By Norma S. de Sierra, national director for CCF-Honduras

Guide Mothers are leading the way for children in Honduras. Their days start at five a.m. when they get their own children ready for school. Then, they spend much of the rest of the day visiting other families and teaching parents how to raise healthy children.

It’s a long day, to be sure, but a worthwhile one, too.

Guide Mothers monitor the health of the more than 22,000 children throughout CCF program communities in Honduras. CCF selects women who are role models in their community and provides them with extensive, continual health training. 


 Image of a Guide Mother in Honduras
A CCF Guide Mother shares information about proper health care and nutrition.

Each Guide Mother is assigned five or six “nucleus” families who live nearby. Because they get to know the families so well, they are able to act quickly if need be. During home visits, the Guide Mother tracks the children’s immunizations, and health and nutritional status.
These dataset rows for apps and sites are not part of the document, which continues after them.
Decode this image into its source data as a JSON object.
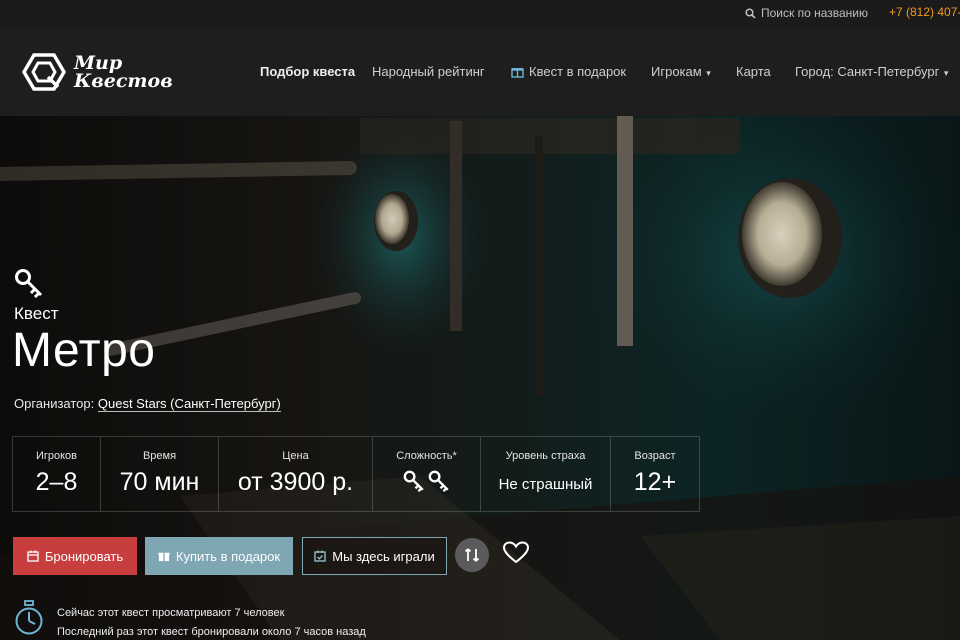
{
  "topbar": {
    "search_label": "Поиск по названию",
    "phone": "+7 (812) 407-"
  },
  "logo": {
    "line1": "Мир",
    "line2": "Квестов"
  },
  "nav": {
    "items": [
      {
        "label": "Подбор квеста"
      },
      {
        "label": "Народный рейтинг"
      },
      {
        "label": "Квест в подарок"
      },
      {
        "label": "Игрокам"
      },
      {
        "label": "Карта"
      },
      {
        "label": "Город: Санкт-Петербург"
      }
    ]
  },
  "quest": {
    "kind": "Квест",
    "title": "Метро",
    "organizer_label": "Организатор:",
    "organizer_name": "Quest Stars (Санкт-Петербург)"
  },
  "stats": [
    {
      "label": "Игроков",
      "value": "2–8"
    },
    {
      "label": "Время",
      "value": "70 мин"
    },
    {
      "label": "Цена",
      "value": "от 3900 р."
    },
    {
      "label": "Сложность*",
      "value": ""
    },
    {
      "label": "Уровень страха",
      "value": "Не страшный"
    },
    {
      "label": "Возраст",
      "value": "12+"
    }
  ],
  "difficulty_keys": 2,
  "actions": {
    "book": "Бронировать",
    "gift": "Купить в подарок",
    "played": "Мы здесь играли"
  },
  "info": {
    "viewing": "Сейчас этот квест просматривают 7 человек",
    "last_booked": "Последний раз этот квест бронировали около 7 часов назад"
  },
  "colors": {
    "accent_phone": "#f29a1f",
    "book_button": "#c83d3d",
    "gift_button": "#7ea6b3"
  }
}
Guide mothers also provide basic health care education, treating respiratory illnesses and diarrhea.

These actions are taken under a holistic approach, within the family and community environment.

The Guide Mothers teach parents how to identify acute respiratory infections, prepare oral re-hydration therapy (ORT), use proper sanitation and purify water. These efforts have improved health practices in the communities. 
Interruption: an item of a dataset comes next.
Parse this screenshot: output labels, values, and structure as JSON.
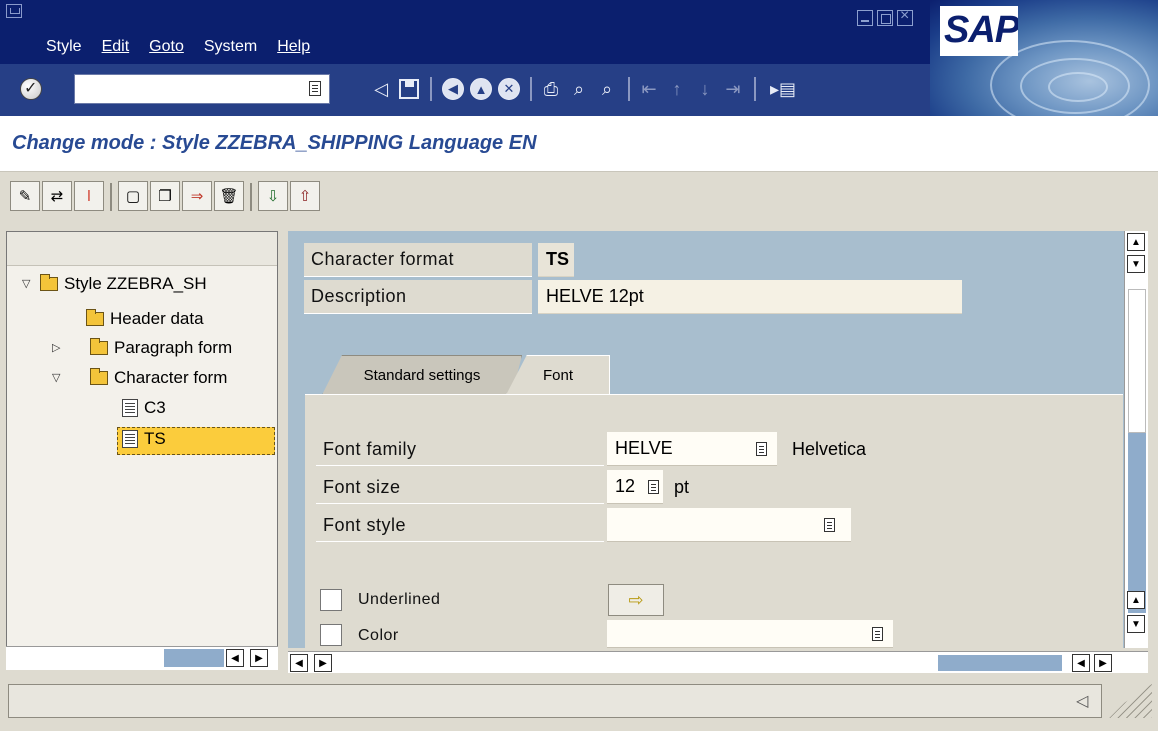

At one time, only 22 percent of sponsored families knew how to treat dehydration using ORT; today, due in great part to the work of the Guide Mothers, 91 percent do.

Often, the Guide Mothers work with sick children, referring them to hospitals when necessary and watching them closely upon their release.  In addition, they are trained to detect early hearing problems or learning difficulties.

They use various activities — including puppet shows, theater, painting and music —to promote stimulation.  

Others received training in breastfeeding, family planning and prenatal and infant care. Printed materials address reproductive health, sexually transmitted infections and HIV/AIDS.

In addition, the Honduran Ministry of Health, funded by the World Bank, works with CCF to incorporate this program into its Child Integral Assistance Program. This joint effort has even influenced national policies on early childhood development.

Guide Mothers — a good way to teach parents, strengthen children and arrest the cycle of poverty.